Sam wasn't unduly bothered. When your father is host to an alien and one of your best friends meditates instead of sleeping, you get used to people's idiosyncrasies pretty quickly. Nevertheless, she wanted to change the subject. "D'you come here often, then?" she said, cursing herself for the cliché.
Spike smiled to show he had noticed. "Oh, a fair bit. I was around here, hmm, about twenty years ago or so. Jim was having trouble with the contractor he'd paid to build this place - bastard took his money and worked about five minutes a day - so Jim, being a peaceable sort, came to me with the problem. I hired a bunch of Fyarl demons, clobbered the contractor until he agreed to work for free. So I pop in every now and then, yes." he concluded.
"You beat the contractor up." Sam said, keeping her face neutral.
"Oh, yes. Made quite the day of it." Spike said, face wistful. Clearly he was remembering the days when he could actually hit people, rather than having to get Buffy to do it.
It was about then that Sam realised what she was getting into. She liked Spike - Spike the man, that is, if such a creature could be said to exist - but Spike wasn't just a man. He was a killer, and not even a reformed one at that. If it wasn't for the chip on his head, he'd still be killing people now.
Dating Spike would be like dating a more personable version of Apophis.
Their food arrived at that point - Sam guessed that having four arms really did make cooking faster - but she asked Jim if she could make hers a takeaway. Jim nodded once and took her food away again.
Spike didn't say anything, just looked at Sam in such a way that she felt compelled to give an explanation of some sort. "I've just remembered I've got a plane to catch. I've got to give a lecture tomorrow." she said, aware of the low-quality of the excuse.
Spike clearly saw it too. His eyes narrowed, and he said "Can I walk you to the plane, then? Or drive you?" as Jim brought Sam's food back, this time ready to takeaway.

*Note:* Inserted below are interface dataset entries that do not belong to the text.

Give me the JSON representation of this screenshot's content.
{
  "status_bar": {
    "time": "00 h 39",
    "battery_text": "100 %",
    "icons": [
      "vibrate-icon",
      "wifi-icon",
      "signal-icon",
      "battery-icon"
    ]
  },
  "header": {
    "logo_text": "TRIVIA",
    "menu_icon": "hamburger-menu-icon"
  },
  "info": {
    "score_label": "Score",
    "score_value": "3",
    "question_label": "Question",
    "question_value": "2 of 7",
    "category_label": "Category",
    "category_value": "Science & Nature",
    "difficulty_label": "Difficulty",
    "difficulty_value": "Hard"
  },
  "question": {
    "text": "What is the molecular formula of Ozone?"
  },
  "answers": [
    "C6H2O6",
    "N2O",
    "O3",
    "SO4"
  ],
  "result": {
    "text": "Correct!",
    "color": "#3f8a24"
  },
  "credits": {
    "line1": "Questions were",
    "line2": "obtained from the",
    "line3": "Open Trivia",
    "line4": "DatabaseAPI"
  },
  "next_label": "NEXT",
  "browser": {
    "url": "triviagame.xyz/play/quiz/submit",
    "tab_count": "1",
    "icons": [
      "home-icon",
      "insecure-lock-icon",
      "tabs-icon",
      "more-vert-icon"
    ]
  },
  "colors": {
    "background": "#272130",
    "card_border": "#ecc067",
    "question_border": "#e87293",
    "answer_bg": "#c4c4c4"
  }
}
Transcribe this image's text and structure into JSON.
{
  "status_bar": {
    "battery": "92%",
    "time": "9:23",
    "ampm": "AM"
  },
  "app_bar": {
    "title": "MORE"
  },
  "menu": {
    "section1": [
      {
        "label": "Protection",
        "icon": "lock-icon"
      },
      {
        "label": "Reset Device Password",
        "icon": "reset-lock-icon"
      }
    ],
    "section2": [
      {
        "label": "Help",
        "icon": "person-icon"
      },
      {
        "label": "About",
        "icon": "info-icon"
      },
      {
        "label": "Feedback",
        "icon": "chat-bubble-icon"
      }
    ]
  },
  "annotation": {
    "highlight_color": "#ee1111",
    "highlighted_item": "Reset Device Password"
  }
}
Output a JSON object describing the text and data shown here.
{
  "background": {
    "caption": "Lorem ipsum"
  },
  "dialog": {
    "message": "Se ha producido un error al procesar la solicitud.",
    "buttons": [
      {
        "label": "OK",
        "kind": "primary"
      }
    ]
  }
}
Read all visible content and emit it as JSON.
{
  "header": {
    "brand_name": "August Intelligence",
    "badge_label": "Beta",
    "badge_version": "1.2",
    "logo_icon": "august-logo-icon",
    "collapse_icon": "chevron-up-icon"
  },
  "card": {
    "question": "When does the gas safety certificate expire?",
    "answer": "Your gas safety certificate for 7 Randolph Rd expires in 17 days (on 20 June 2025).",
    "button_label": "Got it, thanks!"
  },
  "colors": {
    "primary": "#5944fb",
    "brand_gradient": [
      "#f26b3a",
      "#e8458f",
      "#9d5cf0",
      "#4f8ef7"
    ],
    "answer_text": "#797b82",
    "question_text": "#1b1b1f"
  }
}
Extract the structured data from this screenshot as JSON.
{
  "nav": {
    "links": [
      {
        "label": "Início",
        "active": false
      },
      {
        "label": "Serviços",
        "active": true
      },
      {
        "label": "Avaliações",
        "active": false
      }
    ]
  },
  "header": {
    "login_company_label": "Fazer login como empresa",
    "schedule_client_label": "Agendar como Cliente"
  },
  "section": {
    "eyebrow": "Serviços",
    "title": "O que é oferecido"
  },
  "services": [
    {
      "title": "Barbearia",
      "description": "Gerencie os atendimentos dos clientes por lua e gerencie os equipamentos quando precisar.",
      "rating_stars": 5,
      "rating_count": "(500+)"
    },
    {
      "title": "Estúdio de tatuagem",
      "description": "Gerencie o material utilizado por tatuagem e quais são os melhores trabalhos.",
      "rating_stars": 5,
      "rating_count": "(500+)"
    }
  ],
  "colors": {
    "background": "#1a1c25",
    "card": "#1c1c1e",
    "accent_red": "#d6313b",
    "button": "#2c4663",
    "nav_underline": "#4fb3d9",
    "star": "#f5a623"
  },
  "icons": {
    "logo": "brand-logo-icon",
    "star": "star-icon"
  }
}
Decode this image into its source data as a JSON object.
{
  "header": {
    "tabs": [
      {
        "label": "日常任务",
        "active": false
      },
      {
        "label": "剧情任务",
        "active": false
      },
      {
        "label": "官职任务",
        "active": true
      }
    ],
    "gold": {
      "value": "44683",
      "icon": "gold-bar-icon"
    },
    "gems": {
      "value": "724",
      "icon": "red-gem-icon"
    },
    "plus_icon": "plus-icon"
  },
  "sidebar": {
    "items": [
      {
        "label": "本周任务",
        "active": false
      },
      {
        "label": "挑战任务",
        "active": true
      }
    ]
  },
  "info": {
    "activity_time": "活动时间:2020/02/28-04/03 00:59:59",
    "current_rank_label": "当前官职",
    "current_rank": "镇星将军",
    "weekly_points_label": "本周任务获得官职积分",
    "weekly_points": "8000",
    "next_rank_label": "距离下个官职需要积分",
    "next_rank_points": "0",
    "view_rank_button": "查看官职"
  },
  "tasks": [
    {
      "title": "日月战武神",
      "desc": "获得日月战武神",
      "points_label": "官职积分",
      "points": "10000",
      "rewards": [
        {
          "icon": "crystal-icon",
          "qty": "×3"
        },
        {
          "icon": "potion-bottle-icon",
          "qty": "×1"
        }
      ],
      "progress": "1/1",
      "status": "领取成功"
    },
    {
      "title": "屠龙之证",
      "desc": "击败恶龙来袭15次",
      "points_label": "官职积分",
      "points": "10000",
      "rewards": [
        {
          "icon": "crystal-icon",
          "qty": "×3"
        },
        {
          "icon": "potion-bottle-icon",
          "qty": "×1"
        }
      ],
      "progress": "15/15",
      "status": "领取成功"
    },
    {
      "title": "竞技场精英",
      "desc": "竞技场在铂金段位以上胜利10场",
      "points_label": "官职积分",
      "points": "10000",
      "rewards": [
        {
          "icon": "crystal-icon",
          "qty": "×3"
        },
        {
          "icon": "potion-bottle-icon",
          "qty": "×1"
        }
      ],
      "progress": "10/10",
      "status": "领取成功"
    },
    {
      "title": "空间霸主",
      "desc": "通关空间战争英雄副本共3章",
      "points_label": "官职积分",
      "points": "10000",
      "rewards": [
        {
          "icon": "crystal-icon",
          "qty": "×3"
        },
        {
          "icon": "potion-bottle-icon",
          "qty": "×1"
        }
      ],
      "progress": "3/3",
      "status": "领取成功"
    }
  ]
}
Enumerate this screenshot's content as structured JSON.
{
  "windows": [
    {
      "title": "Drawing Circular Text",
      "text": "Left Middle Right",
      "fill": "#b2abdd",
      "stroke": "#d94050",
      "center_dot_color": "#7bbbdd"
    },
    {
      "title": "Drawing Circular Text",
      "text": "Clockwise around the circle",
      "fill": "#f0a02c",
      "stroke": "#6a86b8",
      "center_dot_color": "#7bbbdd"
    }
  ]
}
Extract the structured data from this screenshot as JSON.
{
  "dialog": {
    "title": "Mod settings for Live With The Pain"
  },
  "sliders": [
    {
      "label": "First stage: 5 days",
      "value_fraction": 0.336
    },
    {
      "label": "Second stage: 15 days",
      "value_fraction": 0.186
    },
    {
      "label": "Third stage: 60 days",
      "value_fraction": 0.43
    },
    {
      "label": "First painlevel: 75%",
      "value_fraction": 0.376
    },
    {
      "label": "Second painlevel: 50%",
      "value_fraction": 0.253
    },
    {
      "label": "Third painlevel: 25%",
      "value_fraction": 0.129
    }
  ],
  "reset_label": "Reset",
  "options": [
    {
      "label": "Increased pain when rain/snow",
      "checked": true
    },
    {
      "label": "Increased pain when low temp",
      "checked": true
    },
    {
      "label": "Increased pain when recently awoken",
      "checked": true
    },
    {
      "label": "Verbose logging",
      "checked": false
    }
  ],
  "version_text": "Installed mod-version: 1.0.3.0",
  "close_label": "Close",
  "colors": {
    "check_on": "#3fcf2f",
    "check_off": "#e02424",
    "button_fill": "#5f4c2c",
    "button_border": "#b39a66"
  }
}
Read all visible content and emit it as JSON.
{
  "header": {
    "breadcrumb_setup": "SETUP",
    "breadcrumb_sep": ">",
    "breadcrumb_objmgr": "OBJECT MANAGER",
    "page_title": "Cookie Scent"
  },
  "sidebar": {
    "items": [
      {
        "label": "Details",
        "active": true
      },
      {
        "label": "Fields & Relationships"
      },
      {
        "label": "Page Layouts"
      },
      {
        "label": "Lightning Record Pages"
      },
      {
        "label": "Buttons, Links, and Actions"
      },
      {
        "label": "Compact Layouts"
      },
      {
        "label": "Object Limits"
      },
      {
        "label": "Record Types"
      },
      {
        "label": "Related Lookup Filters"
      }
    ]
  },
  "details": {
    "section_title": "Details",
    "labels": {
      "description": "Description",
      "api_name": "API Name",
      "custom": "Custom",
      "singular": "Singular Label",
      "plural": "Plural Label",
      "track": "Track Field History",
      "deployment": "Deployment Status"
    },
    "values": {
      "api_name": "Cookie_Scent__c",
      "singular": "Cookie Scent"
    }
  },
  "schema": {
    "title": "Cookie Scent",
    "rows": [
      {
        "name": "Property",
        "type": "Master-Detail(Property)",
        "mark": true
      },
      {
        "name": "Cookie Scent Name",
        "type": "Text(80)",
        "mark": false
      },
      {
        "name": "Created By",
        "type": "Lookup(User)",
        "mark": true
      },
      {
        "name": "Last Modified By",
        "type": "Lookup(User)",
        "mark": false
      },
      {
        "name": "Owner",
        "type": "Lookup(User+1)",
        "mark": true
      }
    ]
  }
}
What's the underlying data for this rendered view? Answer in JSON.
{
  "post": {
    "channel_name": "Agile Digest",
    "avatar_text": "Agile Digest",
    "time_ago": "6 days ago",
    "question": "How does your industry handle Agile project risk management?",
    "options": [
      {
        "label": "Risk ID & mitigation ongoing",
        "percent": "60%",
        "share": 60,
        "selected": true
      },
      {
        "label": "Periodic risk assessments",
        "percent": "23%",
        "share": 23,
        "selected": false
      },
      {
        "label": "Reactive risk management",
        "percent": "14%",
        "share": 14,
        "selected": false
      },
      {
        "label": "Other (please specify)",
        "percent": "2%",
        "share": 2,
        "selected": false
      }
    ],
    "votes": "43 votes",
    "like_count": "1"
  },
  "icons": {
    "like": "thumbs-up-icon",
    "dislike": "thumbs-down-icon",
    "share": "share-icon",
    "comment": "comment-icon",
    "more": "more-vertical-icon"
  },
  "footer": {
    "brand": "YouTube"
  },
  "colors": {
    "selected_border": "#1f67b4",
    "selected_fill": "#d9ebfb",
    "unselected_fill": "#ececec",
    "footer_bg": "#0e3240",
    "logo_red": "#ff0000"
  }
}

"No, no, I'm quite alright." Sam muttered, scooping up the food and rushing out.
Spike watched her go, then shook his head. "What did I say?" he asked to the room in general. But the only answer he got was a four-armed shrug from Jim.
Sam realised the source of the vague melancholy that had been bothering her all day. Recently, she'd given up any chance of Jack, or she'd thought she had. But she hadn't, not yet. Perhaps not for a long time.
Perhaps Sam was being over-sensitive about Spike. Perhaps she wasn't. It didn't unduly matter, because, either way, Sam hadn't the faintest clue what to do with her personal life. The truth was, she never had. That was why she threw herself so into her work.
Like Sam and Spike, Oz and Willow's day wasn't exactly filled with happiness. Fraught with awkward moments would be closer to the truth. Or at least, that's how they had been around their friends. Slowly, over the course of the day, as the pair went and did the things that they used to do when they were alone together, things got progressively less and less awkward.
Eventually, they reached the point where it wasn't awkward at all.